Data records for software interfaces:
════════════════

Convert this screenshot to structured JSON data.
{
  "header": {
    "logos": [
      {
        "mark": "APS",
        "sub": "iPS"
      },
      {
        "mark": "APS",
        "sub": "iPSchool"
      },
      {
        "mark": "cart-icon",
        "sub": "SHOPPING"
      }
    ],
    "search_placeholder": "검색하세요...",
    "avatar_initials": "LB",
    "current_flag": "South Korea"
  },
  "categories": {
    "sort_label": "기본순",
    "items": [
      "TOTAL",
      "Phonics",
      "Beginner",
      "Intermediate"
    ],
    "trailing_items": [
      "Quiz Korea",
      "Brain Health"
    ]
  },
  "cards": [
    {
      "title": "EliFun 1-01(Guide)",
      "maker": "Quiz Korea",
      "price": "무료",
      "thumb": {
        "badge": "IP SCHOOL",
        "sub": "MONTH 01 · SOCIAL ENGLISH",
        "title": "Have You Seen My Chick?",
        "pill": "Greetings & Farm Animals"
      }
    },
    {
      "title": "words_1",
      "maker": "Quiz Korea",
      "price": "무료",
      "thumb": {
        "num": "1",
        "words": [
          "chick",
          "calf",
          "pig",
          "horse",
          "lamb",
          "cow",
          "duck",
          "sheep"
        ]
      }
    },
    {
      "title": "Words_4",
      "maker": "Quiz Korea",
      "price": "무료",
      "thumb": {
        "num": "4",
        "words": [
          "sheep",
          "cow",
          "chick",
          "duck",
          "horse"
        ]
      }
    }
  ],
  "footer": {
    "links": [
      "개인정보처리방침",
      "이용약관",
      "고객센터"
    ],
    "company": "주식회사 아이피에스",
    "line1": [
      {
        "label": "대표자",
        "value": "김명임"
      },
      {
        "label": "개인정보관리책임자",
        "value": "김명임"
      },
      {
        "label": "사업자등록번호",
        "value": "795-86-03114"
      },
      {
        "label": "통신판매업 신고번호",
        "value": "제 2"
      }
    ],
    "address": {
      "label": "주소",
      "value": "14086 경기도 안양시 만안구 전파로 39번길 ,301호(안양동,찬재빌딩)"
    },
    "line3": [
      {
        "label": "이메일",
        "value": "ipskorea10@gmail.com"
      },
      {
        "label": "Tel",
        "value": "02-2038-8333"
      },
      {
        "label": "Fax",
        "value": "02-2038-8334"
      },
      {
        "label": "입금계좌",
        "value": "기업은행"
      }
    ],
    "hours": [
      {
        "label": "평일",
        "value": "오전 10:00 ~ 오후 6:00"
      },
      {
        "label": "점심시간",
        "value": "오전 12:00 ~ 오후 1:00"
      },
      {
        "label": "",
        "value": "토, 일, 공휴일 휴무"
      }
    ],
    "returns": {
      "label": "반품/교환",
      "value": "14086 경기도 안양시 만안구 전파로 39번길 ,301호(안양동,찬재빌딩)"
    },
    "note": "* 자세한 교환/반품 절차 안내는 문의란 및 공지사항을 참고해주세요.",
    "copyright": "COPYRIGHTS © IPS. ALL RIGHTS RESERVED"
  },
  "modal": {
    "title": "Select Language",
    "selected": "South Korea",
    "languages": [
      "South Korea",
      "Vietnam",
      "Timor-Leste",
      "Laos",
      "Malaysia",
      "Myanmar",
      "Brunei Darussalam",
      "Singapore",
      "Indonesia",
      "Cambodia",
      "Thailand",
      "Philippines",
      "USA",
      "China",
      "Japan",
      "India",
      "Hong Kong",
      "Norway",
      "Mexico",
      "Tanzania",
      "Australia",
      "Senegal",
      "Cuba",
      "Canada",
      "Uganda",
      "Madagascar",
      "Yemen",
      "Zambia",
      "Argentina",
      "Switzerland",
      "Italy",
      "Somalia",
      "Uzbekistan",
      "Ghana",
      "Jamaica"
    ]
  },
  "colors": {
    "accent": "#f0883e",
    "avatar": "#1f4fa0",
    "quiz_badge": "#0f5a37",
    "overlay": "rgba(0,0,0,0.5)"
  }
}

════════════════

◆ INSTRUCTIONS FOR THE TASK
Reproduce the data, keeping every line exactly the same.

◆ ANSWER TO THE PROBLEM
Convert this screenshot to structured JSON data.
{
  "header": {
    "logos": [
      {
        "mark": "APS",
        "sub": "iPS"
      },
      {
        "mark": "APS",
        "sub": "iPSchool"
      },
      {
        "mark": "cart-icon",
        "sub": "SHOPPING"
      }
    ],
    "search_placeholder": "검색하세요...",
    "avatar_initials": "LB",
    "current_flag": "South Korea"
  },
  "categories": {
    "sort_label": "기본순",
    "items": [
      "TOTAL",
      "Phonics",
      "Beginner",
      "Intermediate"
    ],
    "trailing_items": [
      "Quiz Korea",
      "Brain Health"
    ]
  },
  "cards": [
    {
      "title": "EliFun 1-01(Guide)",
      "maker": "Quiz Korea",
      "price": "무료",
      "thumb": {
        "badge": "IP SCHOOL",
        "sub": "MONTH 01 · SOCIAL ENGLISH",
        "title": "Have You Seen My Chick?",
        "pill": "Greetings & Farm Animals"
      }
    },
    {
      "title": "words_1",
      "maker": "Quiz Korea",
      "price": "무료",
      "thumb": {
        "num": "1",
        "words": [
          "chick",
          "calf",
          "pig",
          "horse",
          "lamb",
          "cow",
          "duck",
          "sheep"
        ]
      }
    },
    {
      "title": "Words_4",
      "maker": "Quiz Korea",
      "price": "무료",
      "thumb": {
        "num": "4",
        "words": [
          "sheep",
          "cow",
          "chick",
          "duck",
          "horse"
        ]
      }
    }
  ],
  "footer": {
    "links": [
      "개인정보처리방침",
      "이용약관",
      "고객센터"
    ],
    "company": "주식회사 아이피에스",
    "line1": [
      {
        "label": "대표자",
        "value": "김명임"
      },
      {
        "label": "개인정보관리책임자",
        "value": "김명임"
      },
      {
        "label": "사업자등록번호",
        "value": "795-86-03114"
      },
      {
        "label": "통신판매업 신고번호",
        "value": "제 2"
      }
    ],
    "address": {
      "label": "주소",
      "value": "14086 경기도 안양시 만안구 전파로 39번길 ,301호(안양동,찬재빌딩)"
    },
    "line3": [
      {
        "label": "이메일",
        "value": "ipskorea10@gmail.com"
      },
      {
        "label": "Tel",
        "value": "02-2038-8333"
      },
      {
        "label": "Fax",
        "value": "02-2038-8334"
      },
      {
        "label": "입금계좌",
        "value": "기업은행"
      }
    ],
    "hours": [
      {
        "label": "평일",
        "value": "오전 10:00 ~ 오후 6:00"
      },
      {
        "label": "점심시간",
        "value": "오전 12:00 ~ 오후 1:00"
      },
      {
        "label": "",
        "value": "토, 일, 공휴일 휴무"
      }
    ],
    "returns": {
      "label": "반품/교환",
      "value": "14086 경기도 안양시 만안구 전파로 39번길 ,301호(안양동,찬재빌딩)"
    },
    "note": "* 자세한 교환/반품 절차 안내는 문의란 및 공지사항을 참고해주세요.",
    "copyright": "COPYRIGHTS © IPS. ALL RIGHTS RESERVED"
  },
  "modal": {
    "title": "Select Language",
    "selected": "South Korea",
    "languages": [
      "South Korea",
      "Vietnam",
      "Timor-Leste",
      "Laos",
      "Malaysia",
      "Myanmar",
      "Brunei Darussalam",
      "Singapore",
      "Indonesia",
      "Cambodia",
      "Thailand",
      "Philippines",
      "USA",
      "China",
      "Japan",
      "India",
      "Hong Kong",
      "Norway",
      "Mexico",
      "Tanzania",
      "Australia",
      "Senegal",
      "Cuba",
      "Canada",
      "Uganda",
      "Madagascar",
      "Yemen",
      "Zambia",
      "Argentina",
      "Switzerland",
      "Italy",
      "Somalia",
      "Uzbekistan",
      "Ghana",
      "Jamaica"
    ]
  },
  "colors": {
    "accent": "#f0883e",
    "avatar": "#1f4fa0",
    "quiz_badge": "#0f5a37",
    "overlay": "rgba(0,0,0,0.5)"
  }
}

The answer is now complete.